**SOURCE DATA**
-- Opening Marker --
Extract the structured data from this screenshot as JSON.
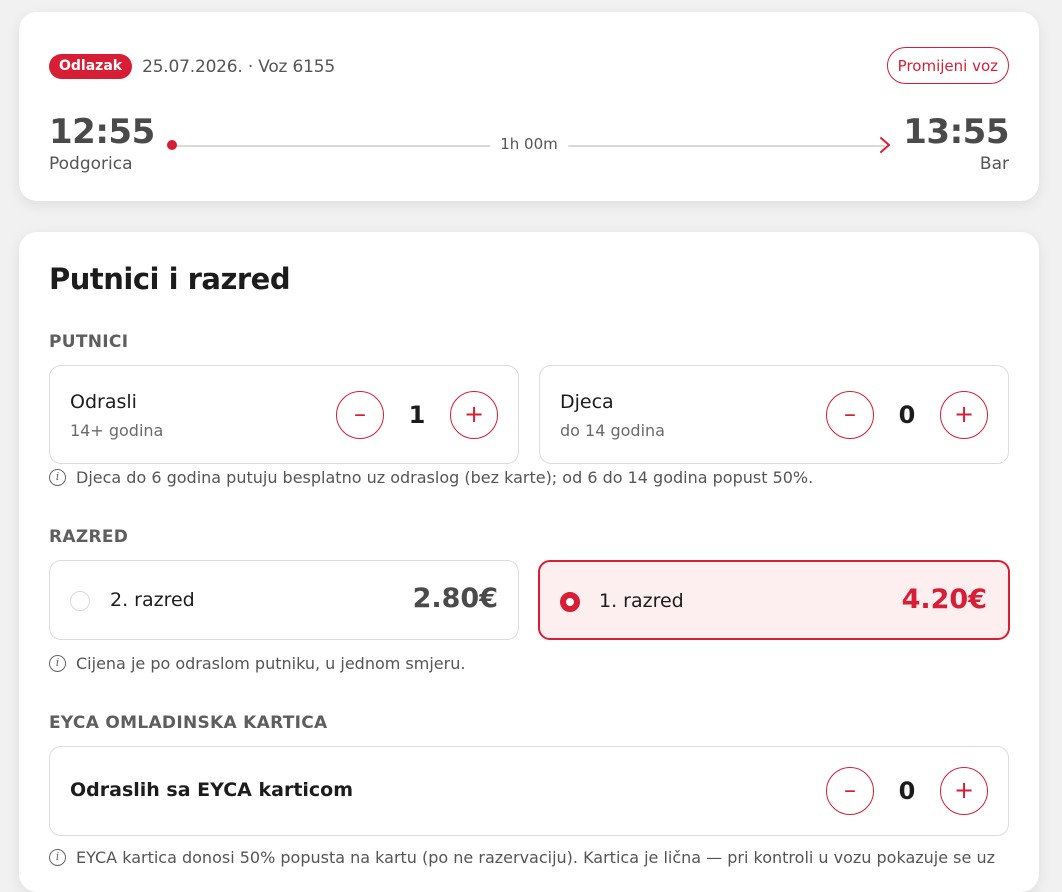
{
  "trip": {
    "badge": "Odlazak",
    "meta": "25.07.2026. · Voz 6155",
    "change_label": "Promijeni voz",
    "departure_time": "12:55",
    "departure_station": "Podgorica",
    "arrival_time": "13:55",
    "arrival_station": "Bar",
    "duration": "1h 00m"
  },
  "section_title": "Putnici i razred",
  "passengers": {
    "label": "PUTNICI",
    "adults": {
      "name": "Odrasli",
      "sub": "14+ godina",
      "count": "1",
      "minus": "–",
      "plus": "+"
    },
    "children": {
      "name": "Djeca",
      "sub": "do 14 godina",
      "count": "0",
      "minus": "–",
      "plus": "+"
    },
    "note": "Djeca do 6 godina putuju besplatno uz odraslog (bez karte); od 6 do 14 godina popust 50%."
  },
  "class": {
    "label": "RAZRED",
    "second": {
      "name": "2. razred",
      "price": "2.80€",
      "selected": false
    },
    "first": {
      "name": "1. razred",
      "price": "4.20€",
      "selected": true
    },
    "note": "Cijena je po odraslom putniku, u jednom smjeru."
  },
  "eyca": {
    "label": "EYCA OMLADINSKA KARTICA",
    "name": "Odraslih sa EYCA karticom",
    "count": "0",
    "minus": "–",
    "plus": "+",
    "note": "EYCA kartica donosi 50% popusta na kartu (po ne razervaciju). Kartica je lična — pri kontroli u vozu pokazuje se uz"
  },
  "icons": {
    "info": "info-icon",
    "arrow": "arrow-right-icon"
  },
  "colors": {
    "accent": "#d71e34",
    "selected_bg": "#fdeff0"
  }
}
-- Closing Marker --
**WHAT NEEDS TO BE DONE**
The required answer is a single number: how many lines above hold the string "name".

**SOLUTION**
5